■ **Work task**: The data are to be restated in full, exactly as presented.
*** Block opens ***
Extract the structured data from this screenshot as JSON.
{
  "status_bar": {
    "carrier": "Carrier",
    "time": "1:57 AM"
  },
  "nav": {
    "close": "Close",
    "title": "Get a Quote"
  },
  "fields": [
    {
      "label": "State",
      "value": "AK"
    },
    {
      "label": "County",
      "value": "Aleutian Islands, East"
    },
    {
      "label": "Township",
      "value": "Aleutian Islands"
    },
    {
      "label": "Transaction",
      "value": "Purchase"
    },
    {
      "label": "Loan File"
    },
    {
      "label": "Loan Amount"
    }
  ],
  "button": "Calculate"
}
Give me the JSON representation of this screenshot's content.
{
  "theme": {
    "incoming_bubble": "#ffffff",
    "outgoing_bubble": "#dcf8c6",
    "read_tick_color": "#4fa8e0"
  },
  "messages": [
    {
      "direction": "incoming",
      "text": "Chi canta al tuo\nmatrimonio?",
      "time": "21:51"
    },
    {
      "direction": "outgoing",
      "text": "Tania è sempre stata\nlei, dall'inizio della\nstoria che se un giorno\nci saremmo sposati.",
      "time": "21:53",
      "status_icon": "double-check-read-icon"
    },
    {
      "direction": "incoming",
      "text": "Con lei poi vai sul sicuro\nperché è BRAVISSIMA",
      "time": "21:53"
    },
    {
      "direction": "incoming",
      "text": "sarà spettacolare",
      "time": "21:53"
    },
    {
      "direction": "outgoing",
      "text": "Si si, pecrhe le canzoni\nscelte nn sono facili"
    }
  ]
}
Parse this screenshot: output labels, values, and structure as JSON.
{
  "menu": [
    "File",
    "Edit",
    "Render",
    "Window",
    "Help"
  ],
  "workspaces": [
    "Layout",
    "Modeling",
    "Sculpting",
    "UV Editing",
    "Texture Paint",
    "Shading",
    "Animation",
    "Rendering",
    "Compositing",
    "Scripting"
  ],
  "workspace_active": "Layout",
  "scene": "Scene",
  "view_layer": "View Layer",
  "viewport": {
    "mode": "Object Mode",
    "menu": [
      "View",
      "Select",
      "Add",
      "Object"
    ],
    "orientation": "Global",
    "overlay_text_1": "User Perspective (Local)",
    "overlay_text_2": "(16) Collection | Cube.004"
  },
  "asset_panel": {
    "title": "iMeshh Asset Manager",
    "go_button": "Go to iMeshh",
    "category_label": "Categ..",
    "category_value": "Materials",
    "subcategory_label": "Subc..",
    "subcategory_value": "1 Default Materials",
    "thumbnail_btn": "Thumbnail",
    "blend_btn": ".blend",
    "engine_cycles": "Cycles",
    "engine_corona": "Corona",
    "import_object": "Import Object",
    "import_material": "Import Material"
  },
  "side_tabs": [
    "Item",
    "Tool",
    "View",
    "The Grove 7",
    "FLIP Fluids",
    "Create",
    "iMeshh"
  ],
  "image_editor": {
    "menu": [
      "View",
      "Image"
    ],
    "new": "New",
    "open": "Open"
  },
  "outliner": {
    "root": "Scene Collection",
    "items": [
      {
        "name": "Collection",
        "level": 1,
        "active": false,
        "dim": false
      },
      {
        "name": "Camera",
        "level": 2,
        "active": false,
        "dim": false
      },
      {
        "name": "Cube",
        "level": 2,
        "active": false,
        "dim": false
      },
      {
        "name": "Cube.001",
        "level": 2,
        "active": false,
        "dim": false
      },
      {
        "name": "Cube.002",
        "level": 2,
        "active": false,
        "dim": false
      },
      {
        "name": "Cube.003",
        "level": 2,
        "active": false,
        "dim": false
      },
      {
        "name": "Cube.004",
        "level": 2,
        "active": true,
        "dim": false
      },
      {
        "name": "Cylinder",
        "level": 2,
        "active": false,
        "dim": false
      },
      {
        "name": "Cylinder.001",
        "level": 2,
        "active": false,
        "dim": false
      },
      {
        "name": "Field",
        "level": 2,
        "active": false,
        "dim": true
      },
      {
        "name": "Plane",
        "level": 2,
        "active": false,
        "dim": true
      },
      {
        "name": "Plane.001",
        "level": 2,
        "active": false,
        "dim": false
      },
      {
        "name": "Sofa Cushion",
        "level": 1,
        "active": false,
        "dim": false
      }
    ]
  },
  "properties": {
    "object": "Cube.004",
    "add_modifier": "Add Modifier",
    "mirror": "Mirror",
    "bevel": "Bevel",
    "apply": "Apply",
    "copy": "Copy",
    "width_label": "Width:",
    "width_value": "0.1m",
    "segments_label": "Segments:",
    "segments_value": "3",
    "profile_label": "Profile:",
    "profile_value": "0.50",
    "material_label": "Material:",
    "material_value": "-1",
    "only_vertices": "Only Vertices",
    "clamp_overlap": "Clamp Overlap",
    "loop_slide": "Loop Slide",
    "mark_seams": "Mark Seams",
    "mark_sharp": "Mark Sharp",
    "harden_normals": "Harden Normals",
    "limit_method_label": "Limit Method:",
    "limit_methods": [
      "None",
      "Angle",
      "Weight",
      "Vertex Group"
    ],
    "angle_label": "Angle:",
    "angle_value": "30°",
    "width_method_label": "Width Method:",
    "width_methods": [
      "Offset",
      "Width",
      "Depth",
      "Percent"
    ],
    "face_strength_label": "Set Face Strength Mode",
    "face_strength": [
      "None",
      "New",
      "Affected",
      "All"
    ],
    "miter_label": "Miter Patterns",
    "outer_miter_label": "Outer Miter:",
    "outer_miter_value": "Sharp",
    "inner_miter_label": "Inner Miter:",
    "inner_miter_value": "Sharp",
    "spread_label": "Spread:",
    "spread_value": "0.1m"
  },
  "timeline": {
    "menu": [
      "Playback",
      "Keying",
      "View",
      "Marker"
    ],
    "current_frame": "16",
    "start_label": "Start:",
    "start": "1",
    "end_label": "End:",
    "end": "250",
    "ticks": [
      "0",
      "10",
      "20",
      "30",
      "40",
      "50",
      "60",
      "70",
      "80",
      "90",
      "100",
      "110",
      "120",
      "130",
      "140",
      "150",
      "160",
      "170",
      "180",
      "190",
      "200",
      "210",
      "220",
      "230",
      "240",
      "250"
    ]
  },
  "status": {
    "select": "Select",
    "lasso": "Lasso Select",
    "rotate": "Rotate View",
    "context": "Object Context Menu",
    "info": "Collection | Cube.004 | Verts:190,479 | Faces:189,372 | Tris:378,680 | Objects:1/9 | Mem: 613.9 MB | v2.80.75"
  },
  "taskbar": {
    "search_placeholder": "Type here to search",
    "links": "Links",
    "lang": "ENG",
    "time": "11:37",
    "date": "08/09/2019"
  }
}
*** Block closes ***
■ **Solution to the problem**:
Extract the structured data from this screenshot as JSON.
{
  "status_bar": {
    "carrier": "Carrier",
    "time": "1:57 AM"
  },
  "nav": {
    "close": "Close",
    "title": "Get a Quote"
  },
  "fields": [
    {
      "label": "State",
      "value": "AK"
    },
    {
      "label": "County",
      "value": "Aleutian Islands, East"
    },
    {
      "label": "Township",
      "value": "Aleutian Islands"
    },
    {
      "label": "Transaction",
      "value": "Purchase"
    },
    {
      "label": "Loan File"
    },
    {
      "label": "Loan Amount"
    }
  ],
  "button": "Calculate"
}
Give me the JSON representation of this screenshot's content.
{
  "theme": {
    "incoming_bubble": "#ffffff",
    "outgoing_bubble": "#dcf8c6",
    "read_tick_color": "#4fa8e0"
  },
  "messages": [
    {
      "direction": "incoming",
      "text": "Chi canta al tuo\nmatrimonio?",
      "time": "21:51"
    },
    {
      "direction": "outgoing",
      "text": "Tania è sempre stata\nlei, dall'inizio della\nstoria che se un giorno\nci saremmo sposati.",
      "time": "21:53",
      "status_icon": "double-check-read-icon"
    },
    {
      "direction": "incoming",
      "text": "Con lei poi vai sul sicuro\nperché è BRAVISSIMA",
      "time": "21:53"
    },
    {
      "direction": "incoming",
      "text": "sarà spettacolare",
      "time": "21:53"
    },
    {
      "direction": "outgoing",
      "text": "Si si, pecrhe le canzoni\nscelte nn sono facili"
    }
  ]
}
Parse this screenshot: output labels, values, and structure as JSON.
{
  "menu": [
    "File",
    "Edit",
    "Render",
    "Window",
    "Help"
  ],
  "workspaces": [
    "Layout",
    "Modeling",
    "Sculpting",
    "UV Editing",
    "Texture Paint",
    "Shading",
    "Animation",
    "Rendering",
    "Compositing",
    "Scripting"
  ],
  "workspace_active": "Layout",
  "scene": "Scene",
  "view_layer": "View Layer",
  "viewport": {
    "mode": "Object Mode",
    "menu": [
      "View",
      "Select",
      "Add",
      "Object"
    ],
    "orientation": "Global",
    "overlay_text_1": "User Perspective (Local)",
    "overlay_text_2": "(16) Collection | Cube.004"
  },
  "asset_panel": {
    "title": "iMeshh Asset Manager",
    "go_button": "Go to iMeshh",
    "category_label": "Categ..",
    "category_value": "Materials",
    "subcategory_label": "Subc..",
    "subcategory_value": "1 Default Materials",
    "thumbnail_btn": "Thumbnail",
    "blend_btn": ".blend",
    "engine_cycles": "Cycles",
    "engine_corona": "Corona",
    "import_object": "Import Object",
    "import_material": "Import Material"
  },
  "side_tabs": [
    "Item",
    "Tool",
    "View",
    "The Grove 7",
    "FLIP Fluids",
    "Create",
    "iMeshh"
  ],
  "image_editor": {
    "menu": [
      "View",
      "Image"
    ],
    "new": "New",
    "open": "Open"
  },
  "outliner": {
    "root": "Scene Collection",
    "items": [
      {
        "name": "Collection",
        "level": 1,
        "active": false,
        "dim": false
      },
      {
        "name": "Camera",
        "level": 2,
        "active": false,
        "dim": false
      },
      {
        "name": "Cube",
        "level": 2,
        "active": false,
        "dim": false
      },
      {
        "name": "Cube.001",
        "level": 2,
        "active": false,
        "dim": false
      },
      {
        "name": "Cube.002",
        "level": 2,
        "active": false,
        "dim": false
      },
      {
        "name": "Cube.003",
        "level": 2,
        "active": false,
        "dim": false
      },
      {
        "name": "Cube.004",
        "level": 2,
        "active": true,
        "dim": false
      },
      {
        "name": "Cylinder",
        "level": 2,
        "active": false,
        "dim": false
      },
      {
        "name": "Cylinder.001",
        "level": 2,
        "active": false,
        "dim": false
      },
      {
        "name": "Field",
        "level": 2,
        "active": false,
        "dim": true
      },
      {
        "name": "Plane",
        "level": 2,
        "active": false,
        "dim": true
      },
      {
        "name": "Plane.001",
        "level": 2,
        "active": false,
        "dim": false
      },
      {
        "name": "Sofa Cushion",
        "level": 1,
        "active": false,
        "dim": false
      }
    ]
  },
  "properties": {
    "object": "Cube.004",
    "add_modifier": "Add Modifier",
    "mirror": "Mirror",
    "bevel": "Bevel",
    "apply": "Apply",
    "copy": "Copy",
    "width_label": "Width:",
    "width_value": "0.1m",
    "segments_label": "Segments:",
    "segments_value": "3",
    "profile_label": "Profile:",
    "profile_value": "0.50",
    "material_label": "Material:",
    "material_value": "-1",
    "only_vertices": "Only Vertices",
    "clamp_overlap": "Clamp Overlap",
    "loop_slide": "Loop Slide",
    "mark_seams": "Mark Seams",
    "mark_sharp": "Mark Sharp",
    "harden_normals": "Harden Normals",
    "limit_method_label": "Limit Method:",
    "limit_methods": [
      "None",
      "Angle",
      "Weight",
      "Vertex Group"
    ],
    "angle_label": "Angle:",
    "angle_value": "30°",
    "width_method_label": "Width Method:",
    "width_methods": [
      "Offset",
      "Width",
      "Depth",
      "Percent"
    ],
    "face_strength_label": "Set Face Strength Mode",
    "face_strength": [
      "None",
      "New",
      "Affected",
      "All"
    ],
    "miter_label": "Miter Patterns",
    "outer_miter_label": "Outer Miter:",
    "outer_miter_value": "Sharp",
    "inner_miter_label": "Inner Miter:",
    "inner_miter_value": "Sharp",
    "spread_label": "Spread:",
    "spread_value": "0.1m"
  },
  "timeline": {
    "menu": [
      "Playback",
      "Keying",
      "View",
      "Marker"
    ],
    "current_frame": "16",
    "start_label": "Start:",
    "start": "1",
    "end_label": "End:",
    "end": "250",
    "ticks": [
      "0",
      "10",
      "20",
      "30",
      "40",
      "50",
      "60",
      "70",
      "80",
      "90",
      "100",
      "110",
      "120",
      "130",
      "140",
      "150",
      "160",
      "170",
      "180",
      "190",
      "200",
      "210",
      "220",
      "230",
      "240",
      "250"
    ]
  },
  "status": {
    "select": "Select",
    "lasso": "Lasso Select",
    "rotate": "Rotate View",
    "context": "Object Context Menu",
    "info": "Collection | Cube.004 | Verts:190,479 | Faces:189,372 | Tris:378,680 | Objects:1/9 | Mem: 613.9 MB | v2.80.75"
  },
  "taskbar": {
    "search_placeholder": "Type here to search",
    "links": "Links",
    "lang": "ENG",
    "time": "11:37",
    "date": "08/09/2019"
  }
}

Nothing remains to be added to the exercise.